*** Opening Extracted information ***
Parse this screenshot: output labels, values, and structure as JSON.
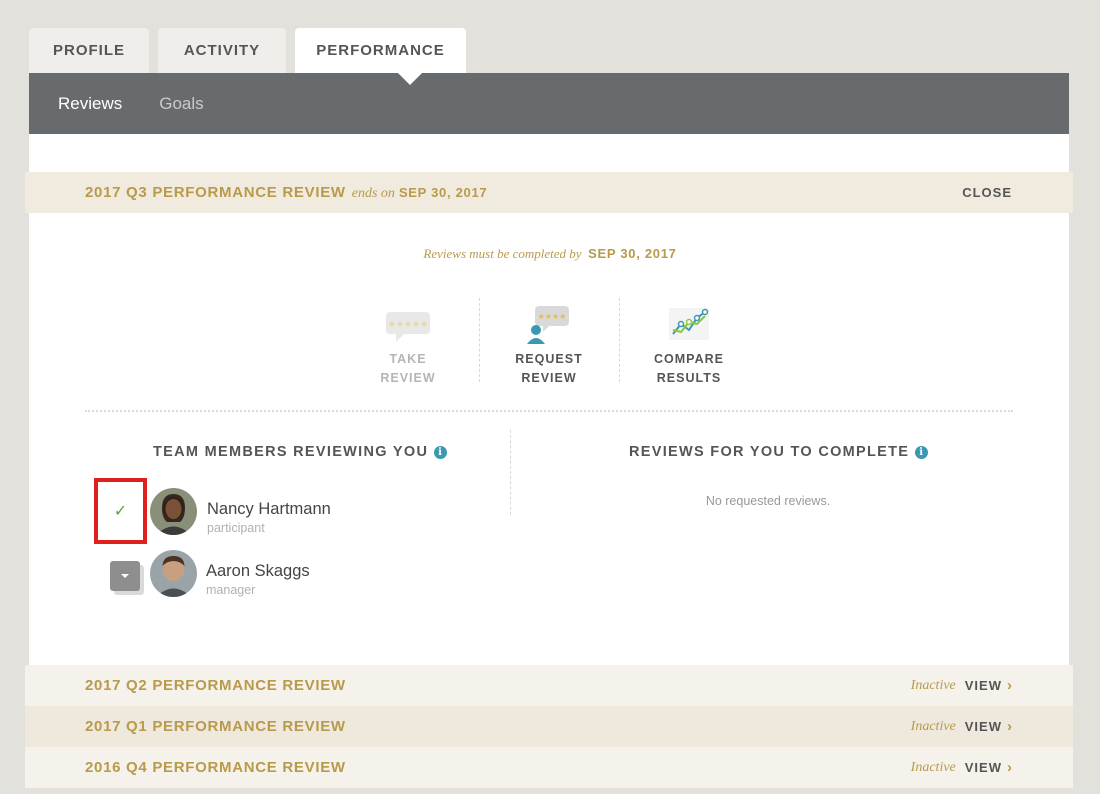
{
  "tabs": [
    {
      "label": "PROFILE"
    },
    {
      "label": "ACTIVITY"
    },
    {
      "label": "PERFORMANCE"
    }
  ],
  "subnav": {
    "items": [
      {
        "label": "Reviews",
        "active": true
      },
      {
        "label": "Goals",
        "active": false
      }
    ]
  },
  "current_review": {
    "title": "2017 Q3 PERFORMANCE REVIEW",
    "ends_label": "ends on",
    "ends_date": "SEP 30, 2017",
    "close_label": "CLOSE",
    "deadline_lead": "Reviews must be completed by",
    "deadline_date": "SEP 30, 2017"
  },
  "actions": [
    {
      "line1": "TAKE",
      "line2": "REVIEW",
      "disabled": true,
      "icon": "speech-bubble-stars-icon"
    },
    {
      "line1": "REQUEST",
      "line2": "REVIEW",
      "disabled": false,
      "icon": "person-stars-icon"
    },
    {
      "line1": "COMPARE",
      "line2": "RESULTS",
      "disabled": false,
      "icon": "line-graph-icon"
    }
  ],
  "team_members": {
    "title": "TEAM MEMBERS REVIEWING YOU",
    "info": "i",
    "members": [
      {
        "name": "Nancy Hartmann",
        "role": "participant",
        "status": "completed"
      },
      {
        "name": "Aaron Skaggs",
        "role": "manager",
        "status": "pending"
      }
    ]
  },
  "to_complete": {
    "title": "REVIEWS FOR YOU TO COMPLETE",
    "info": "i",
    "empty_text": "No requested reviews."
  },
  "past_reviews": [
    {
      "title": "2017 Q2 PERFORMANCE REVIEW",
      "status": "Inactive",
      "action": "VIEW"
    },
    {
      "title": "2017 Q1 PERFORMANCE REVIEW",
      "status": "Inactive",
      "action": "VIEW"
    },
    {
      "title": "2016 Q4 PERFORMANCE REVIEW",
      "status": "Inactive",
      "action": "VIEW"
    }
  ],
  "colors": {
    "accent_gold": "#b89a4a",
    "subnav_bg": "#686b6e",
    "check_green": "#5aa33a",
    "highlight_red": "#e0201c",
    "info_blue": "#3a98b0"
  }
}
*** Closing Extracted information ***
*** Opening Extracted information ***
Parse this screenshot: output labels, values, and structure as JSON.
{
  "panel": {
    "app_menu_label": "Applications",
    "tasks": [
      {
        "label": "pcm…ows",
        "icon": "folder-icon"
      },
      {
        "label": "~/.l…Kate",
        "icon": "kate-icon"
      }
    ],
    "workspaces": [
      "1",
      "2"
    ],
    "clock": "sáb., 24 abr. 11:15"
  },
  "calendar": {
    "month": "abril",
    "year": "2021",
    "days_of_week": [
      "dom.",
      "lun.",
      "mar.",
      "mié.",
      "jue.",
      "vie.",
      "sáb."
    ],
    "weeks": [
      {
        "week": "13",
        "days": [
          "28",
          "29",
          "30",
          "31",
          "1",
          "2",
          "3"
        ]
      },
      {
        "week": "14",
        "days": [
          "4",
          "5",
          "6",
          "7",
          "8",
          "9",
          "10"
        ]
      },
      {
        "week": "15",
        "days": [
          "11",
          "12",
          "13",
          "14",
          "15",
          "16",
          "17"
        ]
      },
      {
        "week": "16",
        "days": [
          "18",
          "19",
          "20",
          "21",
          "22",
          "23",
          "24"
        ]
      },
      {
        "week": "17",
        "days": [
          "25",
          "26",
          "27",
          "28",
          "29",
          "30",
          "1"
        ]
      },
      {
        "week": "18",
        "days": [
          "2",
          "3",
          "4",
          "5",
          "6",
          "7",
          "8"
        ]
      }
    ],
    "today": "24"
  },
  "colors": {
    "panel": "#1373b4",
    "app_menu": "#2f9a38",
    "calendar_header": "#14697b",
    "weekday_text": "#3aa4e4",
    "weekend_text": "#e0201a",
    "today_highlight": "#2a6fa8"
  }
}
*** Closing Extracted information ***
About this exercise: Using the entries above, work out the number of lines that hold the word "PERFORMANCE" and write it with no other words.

Expected answer: 5